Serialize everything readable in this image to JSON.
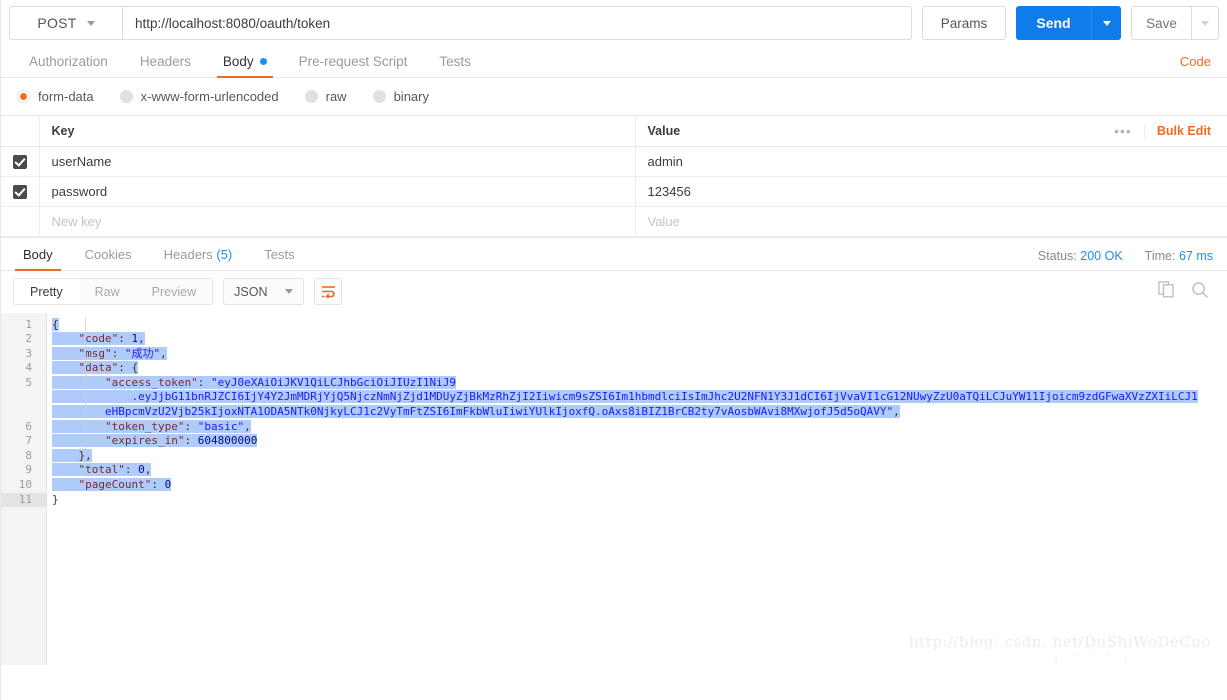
{
  "request": {
    "method": "POST",
    "url": "http://localhost:8080/oauth/token",
    "params_label": "Params",
    "send_label": "Send",
    "save_label": "Save",
    "tabs": [
      {
        "label": "Authorization",
        "active": false,
        "dot": false
      },
      {
        "label": "Headers",
        "active": false,
        "dot": false
      },
      {
        "label": "Body",
        "active": true,
        "dot": true
      },
      {
        "label": "Pre-request Script",
        "active": false,
        "dot": false
      },
      {
        "label": "Tests",
        "active": false,
        "dot": false
      }
    ],
    "code_link": "Code",
    "body_types": [
      {
        "label": "form-data",
        "selected": true
      },
      {
        "label": "x-www-form-urlencoded",
        "selected": false
      },
      {
        "label": "raw",
        "selected": false
      },
      {
        "label": "binary",
        "selected": false
      }
    ],
    "table": {
      "headers": {
        "key": "Key",
        "value": "Value"
      },
      "bulk_edit_label": "Bulk Edit",
      "more_icon": "•••",
      "rows": [
        {
          "checked": true,
          "key": "userName",
          "value": "admin",
          "placeholder": false
        },
        {
          "checked": true,
          "key": "password",
          "value": "123456",
          "placeholder": false
        },
        {
          "checked": false,
          "key": "New key",
          "value": "Value",
          "placeholder": true
        }
      ]
    }
  },
  "response": {
    "tabs": [
      {
        "label": "Body",
        "active": true,
        "count": null
      },
      {
        "label": "Cookies",
        "active": false,
        "count": null
      },
      {
        "label": "Headers",
        "active": false,
        "count": "(5)"
      },
      {
        "label": "Tests",
        "active": false,
        "count": null
      }
    ],
    "status_label": "Status:",
    "status_value": "200 OK",
    "time_label": "Time:",
    "time_value": "67 ms",
    "view_modes": [
      {
        "label": "Pretty",
        "active": true
      },
      {
        "label": "Raw",
        "active": false
      },
      {
        "label": "Preview",
        "active": false
      }
    ],
    "format": "JSON",
    "wrap_icon": "word-wrap-icon",
    "copy_icon": "copy-icon",
    "search_icon": "search-icon",
    "body": {
      "code": 1,
      "msg": "成功",
      "access_token_l1": "eyJ0eXAiOiJKV1QiLCJhbGciOiJIUzI1NiJ9",
      "access_token_l2": ".eyJjbG11bnRJZCI6IjY4Y2JmMDRjYjQ5NjczNmNjZjd1MDUyZjBkMzRhZjI2Iiwicm9sZSI6Im1hbmdlciIsImJhc2U2NFN1Y3J1dCI6IjVvaVI1cG12NUwyZzU0aTQiLCJuYW11Ijoicm9zdGFwaXVzZXIiLCJ1",
      "access_token_l3": "eHBpcmVzU2Vjb25kIjoxNTA1ODA5NTk0NjkyLCJ1c2VyTmFtZSI6ImFkbWluIiwiYUlkIjoxfQ.oAxs8iBIZ1BrCB2ty7vAosbWAvi8MXwjofJ5d5oQAVY",
      "token_type": "basic",
      "expires_in": 604800000,
      "total": 0,
      "pageCount": 0,
      "line_numbers": [
        "1",
        "2",
        "3",
        "4",
        "5",
        "6",
        "7",
        "8",
        "9",
        "10",
        "11"
      ]
    }
  },
  "watermark": {
    "text": "http://blog. csdn. net/DuShiWoDeCuo",
    "text2": "( ˇ ˇ ˇ )"
  }
}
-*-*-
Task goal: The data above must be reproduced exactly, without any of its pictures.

Output for this task:
Serialize everything readable in this image to JSON.
{
  "request": {
    "method": "POST",
    "url": "http://localhost:8080/oauth/token",
    "params_label": "Params",
    "send_label": "Send",
    "save_label": "Save",
    "tabs": [
      {
        "label": "Authorization",
        "active": false,
        "dot": false
      },
      {
        "label": "Headers",
        "active": false,
        "dot": false
      },
      {
        "label": "Body",
        "active": true,
        "dot": true
      },
      {
        "label": "Pre-request Script",
        "active": false,
        "dot": false
      },
      {
        "label": "Tests",
        "active": false,
        "dot": false
      }
    ],
    "code_link": "Code",
    "body_types": [
      {
        "label": "form-data",
        "selected": true
      },
      {
        "label": "x-www-form-urlencoded",
        "selected": false
      },
      {
        "label": "raw",
        "selected": false
      },
      {
        "label": "binary",
        "selected": false
      }
    ],
    "table": {
      "headers": {
        "key": "Key",
        "value": "Value"
      },
      "bulk_edit_label": "Bulk Edit",
      "more_icon": "•••",
      "rows": [
        {
          "checked": true,
          "key": "userName",
          "value": "admin",
          "placeholder": false
        },
        {
          "checked": true,
          "key": "password",
          "value": "123456",
          "placeholder": false
        },
        {
          "checked": false,
          "key": "New key",
          "value": "Value",
          "placeholder": true
        }
      ]
    }
  },
  "response": {
    "tabs": [
      {
        "label": "Body",
        "active": true,
        "count": null
      },
      {
        "label": "Cookies",
        "active": false,
        "count": null
      },
      {
        "label": "Headers",
        "active": false,
        "count": "(5)"
      },
      {
        "label": "Tests",
        "active": false,
        "count": null
      }
    ],
    "status_label": "Status:",
    "status_value": "200 OK",
    "time_label": "Time:",
    "time_value": "67 ms",
    "view_modes": [
      {
        "label": "Pretty",
        "active": true
      },
      {
        "label": "Raw",
        "active": false
      },
      {
        "label": "Preview",
        "active": false
      }
    ],
    "format": "JSON",
    "wrap_icon": "word-wrap-icon",
    "copy_icon": "copy-icon",
    "search_icon": "search-icon",
    "body": {
      "code": 1,
      "msg": "成功",
      "access_token_l1": "eyJ0eXAiOiJKV1QiLCJhbGciOiJIUzI1NiJ9",
      "access_token_l2": ".eyJjbG11bnRJZCI6IjY4Y2JmMDRjYjQ5NjczNmNjZjd1MDUyZjBkMzRhZjI2Iiwicm9sZSI6Im1hbmdlciIsImJhc2U2NFN1Y3J1dCI6IjVvaVI1cG12NUwyZzU0aTQiLCJuYW11Ijoicm9zdGFwaXVzZXIiLCJ1",
      "access_token_l3": "eHBpcmVzU2Vjb25kIjoxNTA1ODA5NTk0NjkyLCJ1c2VyTmFtZSI6ImFkbWluIiwiYUlkIjoxfQ.oAxs8iBIZ1BrCB2ty7vAosbWAvi8MXwjofJ5d5oQAVY",
      "token_type": "basic",
      "expires_in": 604800000,
      "total": 0,
      "pageCount": 0,
      "line_numbers": [
        "1",
        "2",
        "3",
        "4",
        "5",
        "6",
        "7",
        "8",
        "9",
        "10",
        "11"
      ]
    }
  },
  "watermark": {
    "text": "http://blog. csdn. net/DuShiWoDeCuo",
    "text2": "( ˇ ˇ ˇ )"
  }
}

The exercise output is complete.